MY DEAR BROTHER,-‐-‐I can no longer refuse myself the pleasure of

profiting by your kind invitation when we last parted of spending some

weeks with you at Churchhill, and, therefore, if quite convenient to you

and Mrs. Vernon to receive me at present, I shall hope within a few days to

be introduced to a sister whom I have so long desired to be acquainted

with. My kind friends here are most affectionately urgent with me to

prolong my stay, but their hospitable and cheerful dispositions lead them

too much into society for my present situation and state of mind; and I

impatiently look forward to the hour when I shall be admitted into Your

delightful retirement.

I long to be made known to your dear little children, in whose hearts I

shall be very eager to secure an interest I shall soon have need for all my

fortitude, as I am on the point of separation from my own daughter. The

long illness of her dear father prevented my paying her that attention

which duty and affection equally dictated, and I have too much reason to

fear that the governess to whose care I consigned her was unequal to the

charge. I have therefore resolved on placing her at one of the best

private schools in town, where I shall have an opportunity of leaving her

myself in my way to you. I am determined, you see, not to be denied

admittance at Churchhill.
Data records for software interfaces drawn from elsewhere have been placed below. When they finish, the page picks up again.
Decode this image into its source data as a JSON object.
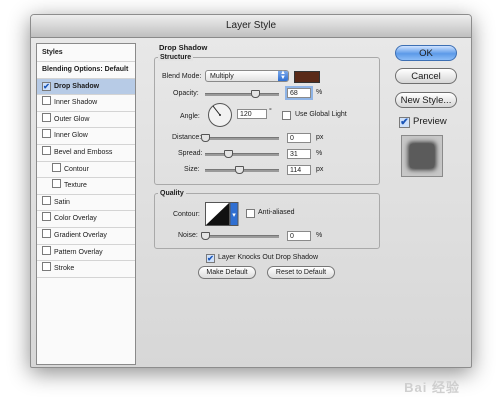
{
  "window": {
    "title": "Layer Style"
  },
  "sidebar": {
    "items": [
      {
        "label": "Styles",
        "type": "header",
        "checked": false
      },
      {
        "label": "Blending Options: Default",
        "type": "header",
        "checked": false
      },
      {
        "label": "Drop Shadow",
        "type": "check",
        "checked": true,
        "selected": true
      },
      {
        "label": "Inner Shadow",
        "type": "check",
        "checked": false
      },
      {
        "label": "Outer Glow",
        "type": "check",
        "checked": false
      },
      {
        "label": "Inner Glow",
        "type": "check",
        "checked": false
      },
      {
        "label": "Bevel and Emboss",
        "type": "check",
        "checked": false
      },
      {
        "label": "Contour",
        "type": "check",
        "checked": false,
        "indent": true
      },
      {
        "label": "Texture",
        "type": "check",
        "checked": false,
        "indent": true
      },
      {
        "label": "Satin",
        "type": "check",
        "checked": false
      },
      {
        "label": "Color Overlay",
        "type": "check",
        "checked": false
      },
      {
        "label": "Gradient Overlay",
        "type": "check",
        "checked": false
      },
      {
        "label": "Pattern Overlay",
        "type": "check",
        "checked": false
      },
      {
        "label": "Stroke",
        "type": "check",
        "checked": false
      }
    ]
  },
  "drop_shadow": {
    "title": "Drop Shadow",
    "structure_title": "Structure",
    "blend_mode_label": "Blend Mode:",
    "blend_mode_value": "Multiply",
    "shadow_color": "#5a2a18",
    "opacity_label": "Opacity:",
    "opacity_value": "68",
    "opacity_unit": "%",
    "opacity_level": 0.68,
    "angle_label": "Angle:",
    "angle_value": "120",
    "angle_unit": "°",
    "use_global_light_label": "Use Global Light",
    "use_global_light_checked": false,
    "distance_label": "Distance:",
    "distance_value": "0",
    "distance_unit": "px",
    "distance_level": 0.0,
    "spread_label": "Spread:",
    "spread_value": "31",
    "spread_unit": "%",
    "spread_level": 0.31,
    "size_label": "Size:",
    "size_value": "114",
    "size_unit": "px",
    "size_level": 0.46
  },
  "quality": {
    "title": "Quality",
    "contour_label": "Contour:",
    "anti_aliased_label": "Anti-aliased",
    "anti_aliased_checked": false,
    "noise_label": "Noise:",
    "noise_value": "0",
    "noise_unit": "%",
    "noise_level": 0.0
  },
  "knockout": {
    "label": "Layer Knocks Out Drop Shadow",
    "checked": true
  },
  "buttons": {
    "make_default": "Make Default",
    "reset_to_default": "Reset to Default",
    "ok": "OK",
    "cancel": "Cancel",
    "new_style": "New Style..."
  },
  "preview": {
    "label": "Preview",
    "checked": true,
    "swatch_color": "#5b5b5b"
  },
  "watermark": "Bai 经验"
}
It would indeed give me most painful sensations

to know that it were not in your power to receive me.

Your most obliged and affectionate sister,